TO DO>
Copy each line of the entries that includes the word "SCALE".

(INFORMATION GIVEN Opens)

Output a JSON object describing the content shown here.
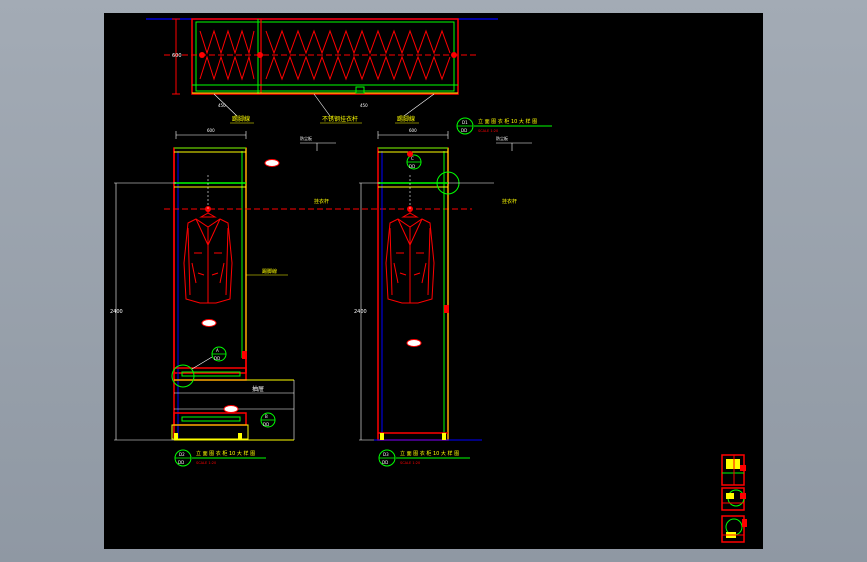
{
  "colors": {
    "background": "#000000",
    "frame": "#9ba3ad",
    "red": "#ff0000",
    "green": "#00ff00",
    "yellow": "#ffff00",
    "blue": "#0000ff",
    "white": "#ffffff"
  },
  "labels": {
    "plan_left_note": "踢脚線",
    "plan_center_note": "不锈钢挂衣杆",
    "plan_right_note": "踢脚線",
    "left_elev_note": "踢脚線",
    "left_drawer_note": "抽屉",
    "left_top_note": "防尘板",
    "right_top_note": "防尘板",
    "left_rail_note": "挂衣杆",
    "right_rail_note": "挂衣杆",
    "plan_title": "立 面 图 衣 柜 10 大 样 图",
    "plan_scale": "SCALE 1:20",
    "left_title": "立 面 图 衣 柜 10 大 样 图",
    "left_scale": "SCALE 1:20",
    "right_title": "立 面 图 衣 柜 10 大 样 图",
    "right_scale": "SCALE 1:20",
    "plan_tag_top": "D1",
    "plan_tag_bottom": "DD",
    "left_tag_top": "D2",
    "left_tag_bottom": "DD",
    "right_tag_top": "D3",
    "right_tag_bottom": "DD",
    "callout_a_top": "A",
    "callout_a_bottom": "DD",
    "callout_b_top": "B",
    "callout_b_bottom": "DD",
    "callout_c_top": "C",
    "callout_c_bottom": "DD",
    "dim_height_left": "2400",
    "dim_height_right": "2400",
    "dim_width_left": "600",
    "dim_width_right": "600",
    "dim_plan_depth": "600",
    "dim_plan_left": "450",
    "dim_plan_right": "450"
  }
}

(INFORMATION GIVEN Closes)

EXERCISE ANSWER>
    "plan_scale": "SCALE 1:20",
    "left_scale": "SCALE 1:20",
    "right_scale": "SCALE 1:20",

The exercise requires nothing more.